Sometimes I think I must still be in the “denial” phase. Happens every morning when I wake up and I expect her to be there. Or when, half-asleep, I reach over to touch someone who isn’t there. I used to do this sometimes to reassure myself that she was still breathing — she would be so still when she slept, it would scare me sometimes. I was that paranoid she’d die. But not paranoid enough, or at the right time, apparently.

I’ll think: she’ll be there when I come home.

I’ll think: she’s away on a trip. She’ll be back.

Only two things seem able to push her out of my head. Maybe three. Patient care does it; I think I knew that instinctively, which is why I went back to work so quickly. If I get caught up in a book or movie, that helps. And thinking about other women, that surprisingly is the most effective trick. This is something I never would have predicted. I would have thought it impossible to think about other women when you’re grieving for someone so dear. Turns out it’s easy. It feels like a physical force, like magnetism or gravity. I want to fill that huge sucking hole. They say you shouldn’t make any important decisions (like marriage) in the first year. I can see the sense of that. And it’s not an irrational urge; I mean, I don’t feel like I want to fill the gap with just anyone. Naturally, I want what I had with Karen, and that is no easy thing to come by.

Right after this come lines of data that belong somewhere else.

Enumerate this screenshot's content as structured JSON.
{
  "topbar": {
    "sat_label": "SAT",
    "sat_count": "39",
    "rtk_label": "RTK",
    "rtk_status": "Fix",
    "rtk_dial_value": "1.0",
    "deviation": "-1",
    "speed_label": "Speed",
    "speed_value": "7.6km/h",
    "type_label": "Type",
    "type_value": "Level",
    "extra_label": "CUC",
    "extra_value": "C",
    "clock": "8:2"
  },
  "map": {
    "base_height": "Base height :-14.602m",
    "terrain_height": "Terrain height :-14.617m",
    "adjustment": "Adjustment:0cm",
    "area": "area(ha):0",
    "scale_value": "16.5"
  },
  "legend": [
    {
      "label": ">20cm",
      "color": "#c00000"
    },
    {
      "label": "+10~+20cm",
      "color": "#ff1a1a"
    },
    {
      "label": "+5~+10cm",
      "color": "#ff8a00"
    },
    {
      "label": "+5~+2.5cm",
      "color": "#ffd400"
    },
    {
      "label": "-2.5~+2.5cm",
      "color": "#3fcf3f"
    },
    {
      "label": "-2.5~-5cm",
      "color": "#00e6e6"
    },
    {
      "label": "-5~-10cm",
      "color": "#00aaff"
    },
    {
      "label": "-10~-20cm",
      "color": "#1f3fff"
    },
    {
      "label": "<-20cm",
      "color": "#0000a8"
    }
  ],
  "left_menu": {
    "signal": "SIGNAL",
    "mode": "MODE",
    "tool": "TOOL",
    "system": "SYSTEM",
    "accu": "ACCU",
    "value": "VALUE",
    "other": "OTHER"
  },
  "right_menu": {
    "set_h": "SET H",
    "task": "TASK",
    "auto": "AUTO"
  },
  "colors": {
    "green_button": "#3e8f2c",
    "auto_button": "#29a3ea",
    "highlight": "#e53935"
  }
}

Just glum right now because I’m working on bills. Procrastinating RIGHT now, obviously, but the bills are there at my left side, waiting to be paid. This is something Karen did for years, and then as she declined, we did it together, but now it never fails to upset me.

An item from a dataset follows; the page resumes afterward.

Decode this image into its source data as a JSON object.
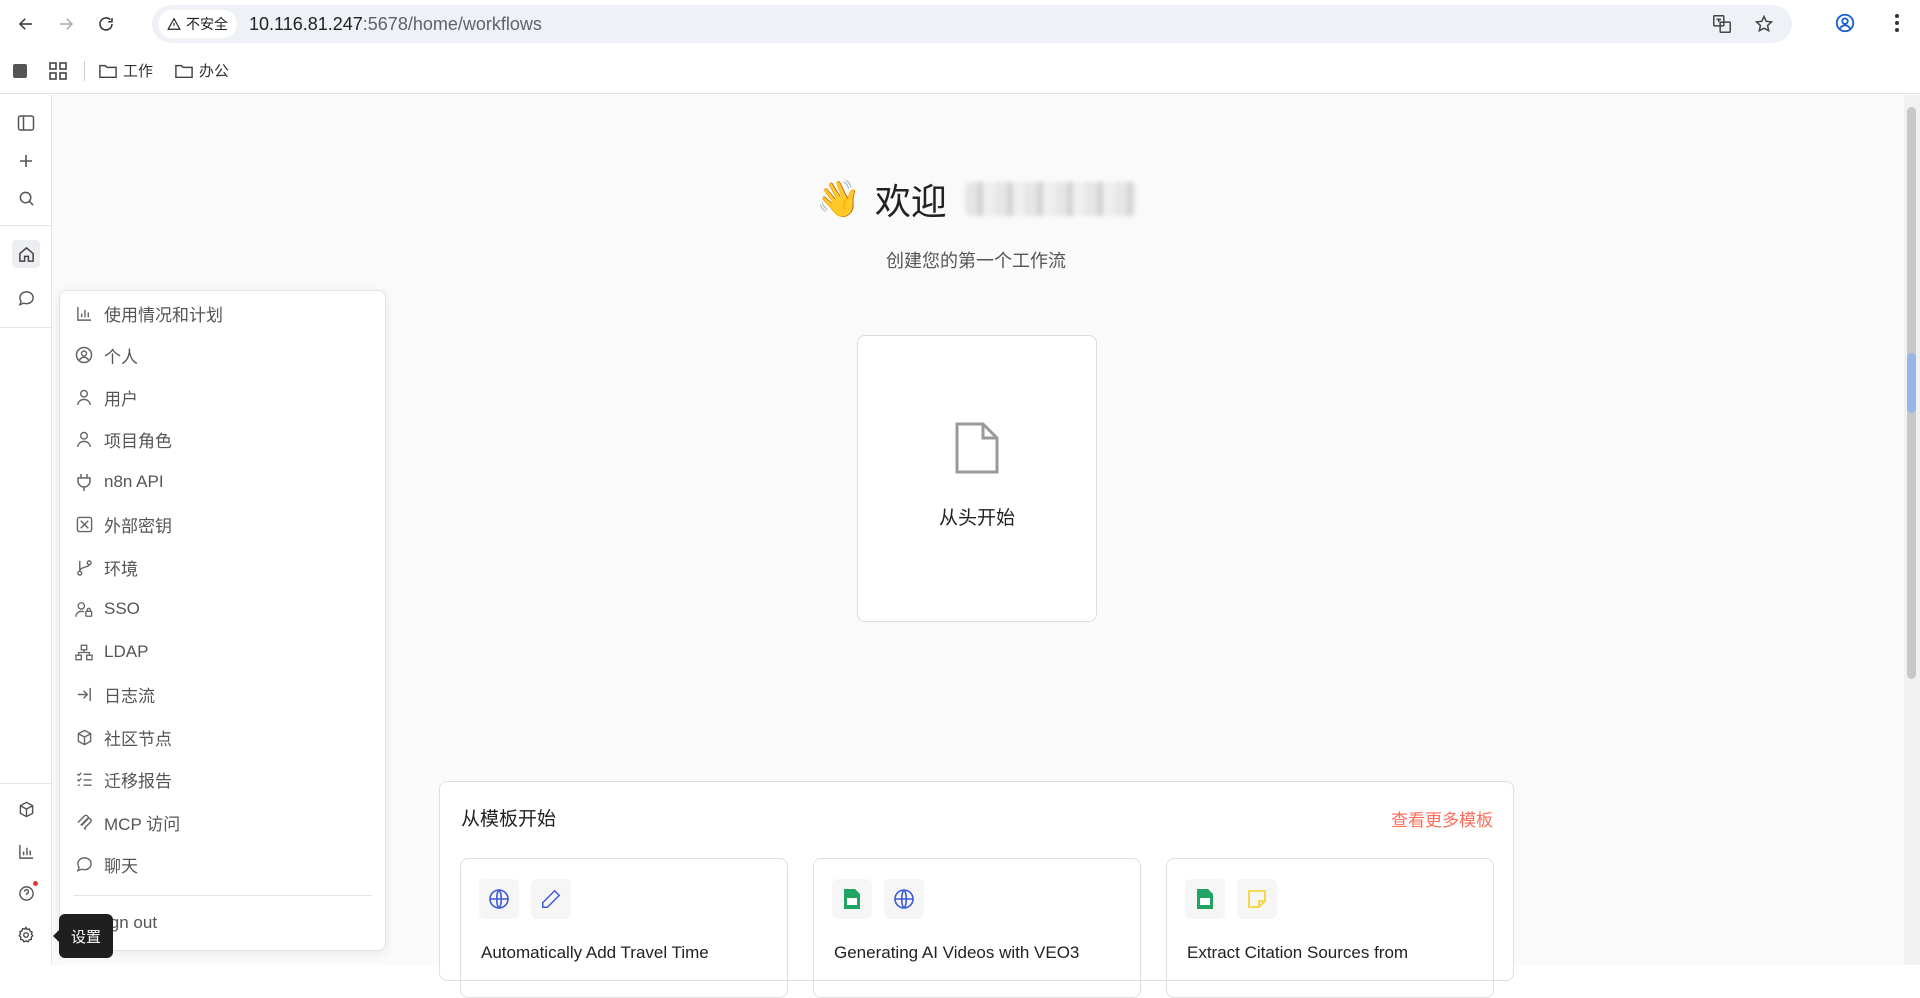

I’ve taken to lying to my patients when they ask about my family. Oh, we’re fine, I say. Just fine.